On top of this, sleeping pills are almost always composed of benzodiazepines, a type of sedative that has proven to be addictive for many people who use it. In most cases, you’ll be okay to use it for a couple of days at a time, but any more than that could create a dependency that’s difficult to kick. Instead, most sleep experts recommend using relaxation and mind-body exercises beginning thirty minutes before you plan to sleep.
Yoga is a great way to learn how to relax your muscles one-by-one until your body is loose enough to fall asleep.
For most of us, our bodies will eventually sort out their insomnia on their own. Your body can only miss out on so much sleep before it starts to take matters into its own hands. If you find that your insomnia is still persisting, though, or that it keeps returning several times throughout the year, it might be time to try something new. Many sleep experts say that practicing mindfulness is just what you need.
It might be that you’re finding yourself mentally exhausted, but too tense or in pain to actually sleep. Particularly for chronic pain, most experts recommend something called progressive muscle relaxation. It’s a way of convincing your body to relax muscle-by-muscle.
If you’re struggling to figure out how to actually employ progressive muscle relaxation, look to a simple yoga cool-down routine. They almost always walk you through progressive muscle relaxation towards the end of a yoga class, so you see if you can find an instructional video to watch at home before bed.
Similar to those who suffer from chronic pain, if you are a chronic worrier who finds it difficult to fall asleep at night, there are still options out there to help you get better sleep. Experts suggest engaging in meditation through guided imagery. This is a way to make yourself focus on something other that whatever is worrying you.

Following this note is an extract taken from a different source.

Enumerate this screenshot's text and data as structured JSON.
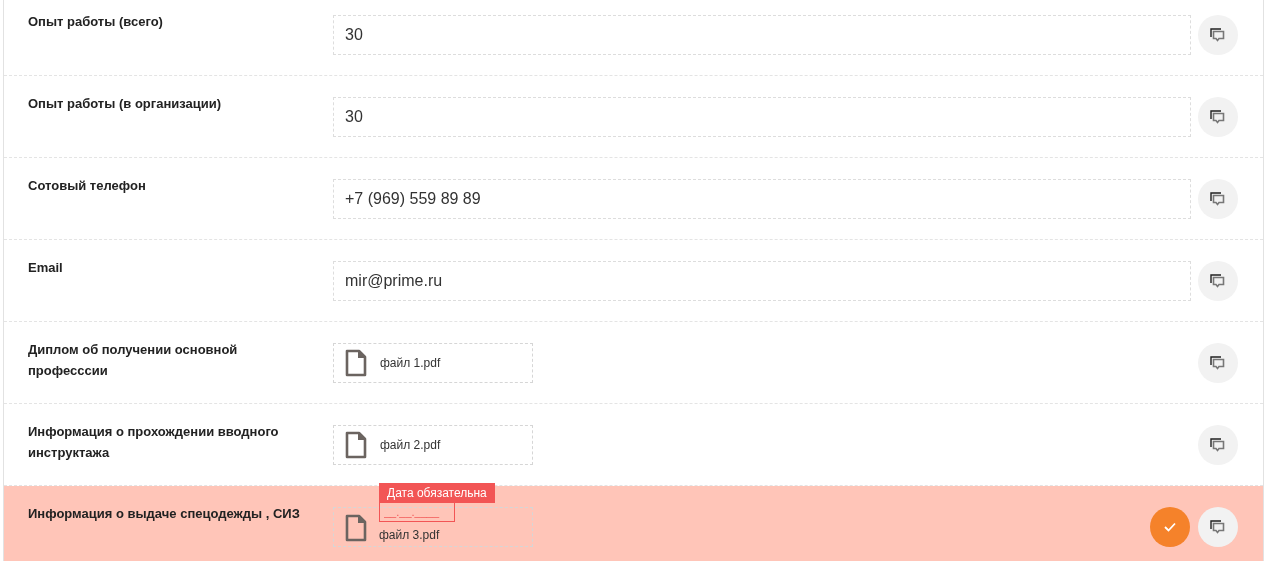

Usually you can find this through an audio recording. Look for mindfulness podcasts or search for guided imagery specifically. Whoever is speaking will invite you to imagine a particular scene in your head. Focusing on that imagery helps you to relocate your thoughts to something outside of whatever is worrying you so that you can relax enough to fall asleep.
We all need sleep to help us live our lives as functionally as possible. If you’re struggling to fall asleep or stay asleep at night, you’re not alone, and there is hope for you still. Muscle relaxation and meditation are some great tried and tested solutions to helping you get a better night of sleep.